Everyone knows that a balanced diet is essential to enjoying a long, healthy life. And we all know that we're supposed to aim for five servings of fresh fruit and vegetables a day, as well as avoiding the temptations of a McDonald's Big Mac. However... what does a balanced diet actually mean? Apart from the obvious – a little bit of everything and not too much of anything – it may not be clear what specific foods you should look to eat.
Framed by the Archway of Ctesiphon, a majestic, ancient ruin built in the 3rd century, and the largest free-standing brick archway in the world, stand two American tourists. They are dressed smartly in fashionably cut clothes and accessories, and they look down at an elderly rabab player, covered by a shawl and sitting on the sand.
Stubborn tummy fat can be very hard to shift. Due to our often sedentary lifestyles and stressful jobs, medicated with alcohol and biscuits, belly fat can easily build up. And, it's not just our ability to win the swimsuit competition that's affected by the belly build up: fat deposits around the belly are linked to serious health issues, including type 2 diabetes, high blood pressure and cardiovascular disease. Below, we've compiled ten easy-to-follow steps that can help melt that middle away.
Muck Rack makes it simple to find people, tweets, or articles that mention any name, keyword, company, hashtag etc. We've compiled this guide to help you make the most of your search.
Selecting a term
Start searching tweets, articles from media outlets, articles mentioned in tweets, journalists'
names, titles and bios with some suggested searches:
Companies or Topics (e.g. iPhone, Microsoft)
Phrases (e.g. "cloud computing") — use quotes to keep the terms together
Twitter handles (e.g. @username) — returns those who have mentioned or replied to
Names (e.g. "David Pogue")
Hashtags (e.g. #sxsw, #london2012)
Bio details (e.g. vegan, Olympics, father)
Muck Rack's Advanced Search allows for many boolean operators.

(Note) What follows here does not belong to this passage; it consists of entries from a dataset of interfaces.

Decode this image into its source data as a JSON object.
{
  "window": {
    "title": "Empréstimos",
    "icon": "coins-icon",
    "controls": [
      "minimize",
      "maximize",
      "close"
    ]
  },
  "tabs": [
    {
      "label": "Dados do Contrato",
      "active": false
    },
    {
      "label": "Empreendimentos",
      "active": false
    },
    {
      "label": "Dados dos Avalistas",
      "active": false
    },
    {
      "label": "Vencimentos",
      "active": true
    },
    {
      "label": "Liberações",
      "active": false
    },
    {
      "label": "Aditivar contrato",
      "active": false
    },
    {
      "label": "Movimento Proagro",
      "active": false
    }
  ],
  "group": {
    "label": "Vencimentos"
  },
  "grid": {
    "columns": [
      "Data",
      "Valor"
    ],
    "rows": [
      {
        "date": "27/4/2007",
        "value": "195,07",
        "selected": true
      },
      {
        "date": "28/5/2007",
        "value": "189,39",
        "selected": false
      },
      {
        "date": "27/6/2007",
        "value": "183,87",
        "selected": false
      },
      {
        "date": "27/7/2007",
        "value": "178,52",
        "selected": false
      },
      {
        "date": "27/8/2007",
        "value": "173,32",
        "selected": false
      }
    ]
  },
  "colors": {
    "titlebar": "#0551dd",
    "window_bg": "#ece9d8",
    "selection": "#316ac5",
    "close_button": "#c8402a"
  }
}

Find results that mention multiple specified terms, use AND or
+. For example, ensure each result contains both Elon Musk and Mark Zuckerberg by
searching Musk AND Zuckerberg or Musk + Zuckerberg.
Use the operators OR or , to broaden your search when you'd like either of
multiple terms to appear in results. (This is the default behavior of our search when no operators
are used). For example, results will contain either cake or cookie by searching cake OR cookie or cake,cookie
Use NOT or - to subtract results from your search. For
example, searching Disney will yield results about the Walt Disney Company as well as Walt Disney
World Resort. To exclude mentions of Disney World, search for Disney -World or Disney
When using one of these operators with a phrase, enclose it in quotation marks. For example, you can
find results about smartphones excluding Apple's iPhone 4S by searching smartphone -"iPhone
Exact case matching or punctuation
If you're searching for a brand name or keyword that relies on specific punctuation marks or capitalization, you can
find results that match your exact query by adding matchcase: before the keyword you're searching for, like matchcase:E*TRADE .
Use parentheses to separate multiple
boolean phrases. For example, to find journalists talking about having fun in Disney World or
Disneyland, search for ("disney world" OR disneyland) AND fun.
An asterisk can be used to search for any variation of a root word truncated by the asterisk. For example, searching for admin* will return results for administrator, administration, administer, administered, etc.
A near operator is an AND operator where you can control the distance between the words. You can vary the distance the near operation uses by adding a forward slash and number (between 0-99) such as strawberries NEAR/10 "whipped cream", which means the strawberries must exist within 10 words of "whipped cream".